    • https://parler.com @Phylll
Re: Bluebirds of Cane Ridge, Tennessee
« Reply #107 on: October 13, 2021, 02:12:57 AM »

Saw the new 'Mom and Dad' bluebirds yesterday late afternoon. Both perched on the feeder pole in the backyard.
As one would have it with Maggie our kitty being 'under the weather' so-to -speak. I forgot to bring my iPhone downstrairs.
Jim was home from work and jogged up to get it as well as the charger/cord.
Alas, dad had flown off and left mom 'all alone'.   :(

Now we know why the pair have been scarce-- the young Mockingbirds from this last clutch of the 2021 season have remained.
ANd they are full of themselves with attitude.  So much that they taken to running off the other birds/song birds!   >:(
These four also fight amoung themselve frequently. Probably for leadership.
'Which is more beautiful — feline movement or feline stillness?' Elizabeth Hamilton

'A man who never sees a bluebird only half lives.'
Edwin Way Teale

Phyl

  • Hero Member
  • *****
  • Posts: 3666
  • Maggie lives in Nashville,Tennessee Music City USA
    • https://parler.com @Phylll
Re: Bluebirds of Cane Ridge, Tennessee
« Reply #108 on: Today at 06:34:41 AM »


Just don't get any cute-er than these!
'Which is more beautiful — feline movement or feline stillness?' Elizabeth Hamilton
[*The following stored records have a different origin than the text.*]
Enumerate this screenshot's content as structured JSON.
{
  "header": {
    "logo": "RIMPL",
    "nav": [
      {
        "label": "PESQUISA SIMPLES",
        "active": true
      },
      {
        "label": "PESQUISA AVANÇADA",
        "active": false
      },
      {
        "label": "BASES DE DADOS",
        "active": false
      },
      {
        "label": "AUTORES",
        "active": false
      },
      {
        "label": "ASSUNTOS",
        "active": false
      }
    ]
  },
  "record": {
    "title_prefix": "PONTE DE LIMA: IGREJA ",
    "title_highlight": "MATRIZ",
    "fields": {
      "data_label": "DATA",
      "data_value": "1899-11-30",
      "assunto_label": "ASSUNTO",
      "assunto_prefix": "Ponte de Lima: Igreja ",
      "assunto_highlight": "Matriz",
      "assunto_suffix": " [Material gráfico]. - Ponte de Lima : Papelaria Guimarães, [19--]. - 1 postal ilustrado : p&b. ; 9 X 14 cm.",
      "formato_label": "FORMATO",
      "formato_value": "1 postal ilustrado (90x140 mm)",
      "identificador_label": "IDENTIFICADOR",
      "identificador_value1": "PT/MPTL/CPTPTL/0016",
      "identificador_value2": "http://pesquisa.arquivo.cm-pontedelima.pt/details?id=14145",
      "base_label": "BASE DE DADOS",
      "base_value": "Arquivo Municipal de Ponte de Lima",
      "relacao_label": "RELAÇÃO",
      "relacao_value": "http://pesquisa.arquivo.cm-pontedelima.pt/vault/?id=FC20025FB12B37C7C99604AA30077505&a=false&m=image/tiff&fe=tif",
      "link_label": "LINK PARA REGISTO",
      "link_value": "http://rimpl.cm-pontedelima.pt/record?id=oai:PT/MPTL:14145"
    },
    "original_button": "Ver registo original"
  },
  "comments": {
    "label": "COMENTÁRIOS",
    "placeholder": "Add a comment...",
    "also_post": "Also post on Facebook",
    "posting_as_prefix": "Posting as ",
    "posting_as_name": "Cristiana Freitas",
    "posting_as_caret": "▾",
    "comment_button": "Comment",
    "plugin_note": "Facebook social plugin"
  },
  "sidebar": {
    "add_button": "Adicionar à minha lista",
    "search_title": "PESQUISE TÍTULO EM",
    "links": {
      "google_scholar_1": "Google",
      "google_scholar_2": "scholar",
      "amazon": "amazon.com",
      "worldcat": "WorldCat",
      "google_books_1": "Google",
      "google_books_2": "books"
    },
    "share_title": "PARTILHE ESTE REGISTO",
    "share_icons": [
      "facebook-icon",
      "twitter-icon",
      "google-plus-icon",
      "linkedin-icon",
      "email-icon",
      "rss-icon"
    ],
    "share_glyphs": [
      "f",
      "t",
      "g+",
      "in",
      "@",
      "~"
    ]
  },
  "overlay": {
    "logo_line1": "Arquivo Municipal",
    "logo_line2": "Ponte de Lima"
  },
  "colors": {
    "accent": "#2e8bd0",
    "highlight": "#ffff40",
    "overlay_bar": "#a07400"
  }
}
'A man who never sees a bluebird only half lives.'
Edwin Way Teale